Development of the balanced scorecard, including identifying individual performance targets, will be undertaken during 2002/03 in consultation with key stakeholders in the NHS. Implementation of the new approach to HR performance management in the NHS will be staged and will take account, where appropriate, of existing performance targets, including IWL accreditation. 11.4 At the same time as introducing the balanced scorecard, we will work with WDCs to encourage and support NHS employers to adopt the European Foundation for Quality Management (EFQM) Excellence Model for business planning processes. The EFQM model provides organisations with a self-assessment framework to assess performance, identify opportunities for improvement and measure improvements. As well as providing a planning tool to support local performance management and quality improvement, the EFQM model will also provide a mechanism for producing performance data at local level to meet the reporting requirements for the new balanced scorecard.

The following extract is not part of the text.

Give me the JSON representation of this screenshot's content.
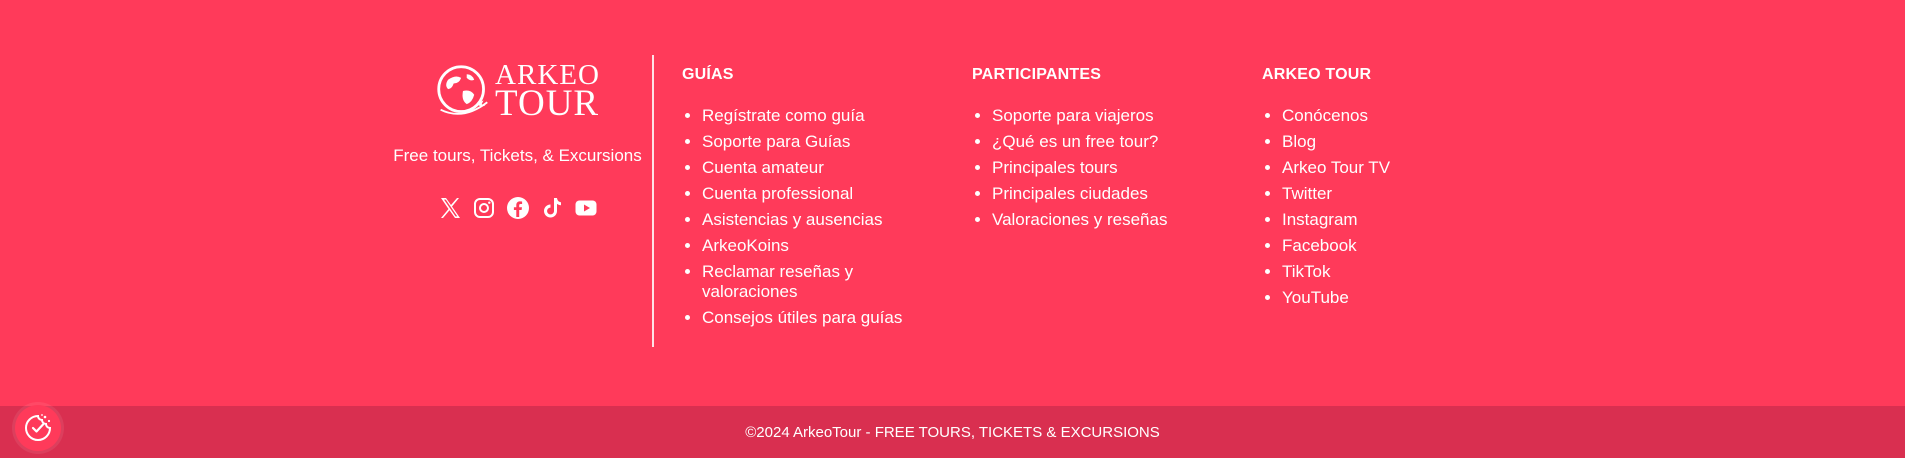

Human Resources Performance Management


Key Players, their Key Tasks and Responsibilities

NHS Employers are the key drivers to delivering this strategy. Through communicating its messages to staff, employers can help to embed the principles of the document at a local level. NHS Employers also need ensure that HR is made a full business partner within local organisations. Strategic Health Authorities will work closely with Workforce Development Confederations on local HR issues, and ensure pay modernisation implementation strategies are in place. Workforce Development Confederations should ensure that the issues in this document are taken forward locally. They have a pivotal role in the modernisation of learning and personal development, pay and staff increases. The national Workforce Taskforce has a strong role to play in furthering the Plan, championing the message of the NHS as a model employer, promoting a positive image and providing a forum for national policies. The Department of Health sets the strategic framework and produces action plans for key HR issues in the light of government policy, supports the development of leading-edge HR and promotes changes to the law to meet the needs of the modern health service. The Department has a role to play in disseminating examples of good HR practice and an evidence base throughout the NHS. The Modernisation Agency helps the NHS improve services, develop leadership at all levels, ensure development of HR staff, support the Agenda for Change reforms and identify and spread good practice.

46 HR in the NHS Plan

The NHS Confederation, Royal Colleges and the Health Unions should educate members about staff involvement. Joint training and development should become the norm for managers and staff or union representatives. These bodies should work in partnership with the above organisations to help deliver this strategy. The NHSU will work with and through its partners to ensure learning and development translates directly into benefits for patients, staff and organisations The Strategic HR Intelligence Networks (SHRINE) should support local organisations implementing the HR in the NHS Plan and encouraging joint working on staff involvement. All stakeholders should support these proposals by promoting a positive image of the NHS, engaging staff in discussions about morale and the mainstreaming of staff involvement.

Key Players, their Key Tasks and Responsibilities


This document can be found on the internet at The NHS Plan itself can be found on the internet at Further copies of this document are available free of charge from: Department of Health PO Box 777 London SE1 6XH Fax: 01623 724524 E-mail: Crown Copyright Produced by Department of Health 28361 1p 6k July 02 (CWP)